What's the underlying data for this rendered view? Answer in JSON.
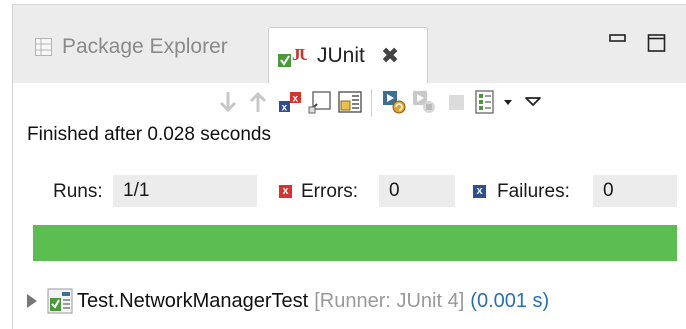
{
  "tabs": {
    "package_explorer": {
      "label": "Package Explorer",
      "icon": "package-explorer-icon"
    },
    "junit": {
      "label": "JUnit",
      "icon": "junit-icon",
      "close_icon": "close-icon",
      "close_glyph": "✖"
    }
  },
  "window_controls": {
    "minimize_icon": "minimize-icon",
    "maximize_icon": "maximize-icon"
  },
  "toolbar": {
    "icons": [
      "next-failure-icon",
      "previous-failure-icon",
      "show-failures-only-icon",
      "scroll-lock-icon",
      "layout-icon",
      "rerun-icon",
      "rerun-failures-first-icon",
      "stop-icon",
      "test-run-history-icon",
      "history-dropdown-icon",
      "view-menu-icon"
    ]
  },
  "status": {
    "text": "Finished after 0.028 seconds"
  },
  "counters": {
    "runs_label": "Runs:",
    "runs_value": "1/1",
    "errors_label": "Errors:",
    "errors_value": "0",
    "failures_label": "Failures:",
    "failures_value": "0"
  },
  "progress": {
    "fraction": 1.0,
    "color": "#5cbd50",
    "status": "success"
  },
  "results_tree": {
    "items": [
      {
        "name": "Test.NetworkManagerTest",
        "runner": "[Runner: JUnit 4]",
        "elapsed": "(0.001 s)",
        "icon": "test-suite-passed-icon",
        "expanded": false
      }
    ]
  },
  "colors": {
    "error": "#d9322f",
    "failure": "#2f4f8f",
    "success": "#5cbd50",
    "elapsed_text": "#2a6fb5"
  }
}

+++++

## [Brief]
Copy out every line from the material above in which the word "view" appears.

## [Solution to the exercise]
What's the underlying data for this rendered view? Answer in JSON.
      "view-menu-icon"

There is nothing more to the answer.